Voted the 'best chocolatier in the world' by critic Mort Rosenblum, Jacques Génin's creations could previously only be tasted in top restaurants. But now his impressive boutique allows you to taste sur place or take a bag home. The signature eclairs and tarts glisten in glass cases, and the millefeuilles are made to order for perfect freshness.The chocolate ganaches include Menthe Amante, a two-phase taste sensation that finishes with mint leaves bursting on the tongue. One part of the vast space is given over to a tearoom, and a spiral staircase leads to the ateliers.
His creations are as much art as they are confection. Chocolate shoes, guitars, and diamond rings decorate the dark wooden counters, prompting dropped jaws among passersby. And they taste as good as they look, which is remarkable. For the adventurous, Hévin specialises in the beguiling combination of chocolate with potent cheese fillings, which loyal customers serve with wine as an aperitif.

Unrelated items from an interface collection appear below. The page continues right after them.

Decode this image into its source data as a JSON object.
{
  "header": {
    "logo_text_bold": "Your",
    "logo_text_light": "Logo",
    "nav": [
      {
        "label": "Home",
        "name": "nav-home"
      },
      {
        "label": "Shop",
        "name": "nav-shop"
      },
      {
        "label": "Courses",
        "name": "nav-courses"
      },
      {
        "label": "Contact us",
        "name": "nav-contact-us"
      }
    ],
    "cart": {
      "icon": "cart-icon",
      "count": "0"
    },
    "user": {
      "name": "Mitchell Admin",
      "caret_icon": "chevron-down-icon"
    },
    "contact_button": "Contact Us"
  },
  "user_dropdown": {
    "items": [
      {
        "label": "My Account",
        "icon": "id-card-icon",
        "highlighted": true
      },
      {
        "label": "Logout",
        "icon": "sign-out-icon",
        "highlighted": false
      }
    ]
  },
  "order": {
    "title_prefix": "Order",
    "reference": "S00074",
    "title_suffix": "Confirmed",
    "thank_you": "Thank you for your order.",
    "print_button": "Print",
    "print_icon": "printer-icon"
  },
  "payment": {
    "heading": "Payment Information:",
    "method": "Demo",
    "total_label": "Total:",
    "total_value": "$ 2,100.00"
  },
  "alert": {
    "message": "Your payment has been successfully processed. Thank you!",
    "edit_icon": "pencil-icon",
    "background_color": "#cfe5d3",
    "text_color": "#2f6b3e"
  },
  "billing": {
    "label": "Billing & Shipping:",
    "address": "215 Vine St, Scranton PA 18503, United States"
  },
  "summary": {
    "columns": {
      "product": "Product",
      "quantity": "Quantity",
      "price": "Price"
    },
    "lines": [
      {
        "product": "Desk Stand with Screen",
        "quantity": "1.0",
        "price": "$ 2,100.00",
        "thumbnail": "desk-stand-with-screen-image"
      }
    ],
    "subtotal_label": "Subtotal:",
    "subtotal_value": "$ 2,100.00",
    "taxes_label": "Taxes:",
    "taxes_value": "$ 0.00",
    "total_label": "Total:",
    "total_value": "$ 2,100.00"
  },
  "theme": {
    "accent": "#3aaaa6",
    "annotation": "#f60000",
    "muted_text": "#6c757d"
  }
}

A little corner of kosher Brooklyn lost in the Marais, Schwartz’s is all hot dogs, pastrami, pecan pie and onion rings. The area’s locals swap family news with the waiters, and mix easily with hipsters among the old film posters, red leather banquettes and checked tablecloths.A must-try is the pastrami sandwich, a mountain of dried beef wedged between two hunks of bread, served with fries and a little pot of coleslaw for €16.50 (or €19 for the version with veal). Or you could go for one of the numerous burgers (€12-€24), from classic cheeseburger to avocado, or even the Rossini (steak, foie gras, rocket and port sauce) – impressive, if not quite as decadent as its price would suggest. Also a good bet are the milkshakes (€7.50), often with real chunks of Oreos or other biscuits, though you’ll want to save room for dessert: the strawberry cheesecake is one of the best in Paris – and at €7 a slice, it should be.Overall, Schwartz’s wins out with its friendly service and boisterous atmosphere, but feels slightly overpriced. That doesn’t seem to put anyone off, however, as two more branches have opened recently: on Avenue Niel in the 17th, and Avenue d’Elyau in the 16th.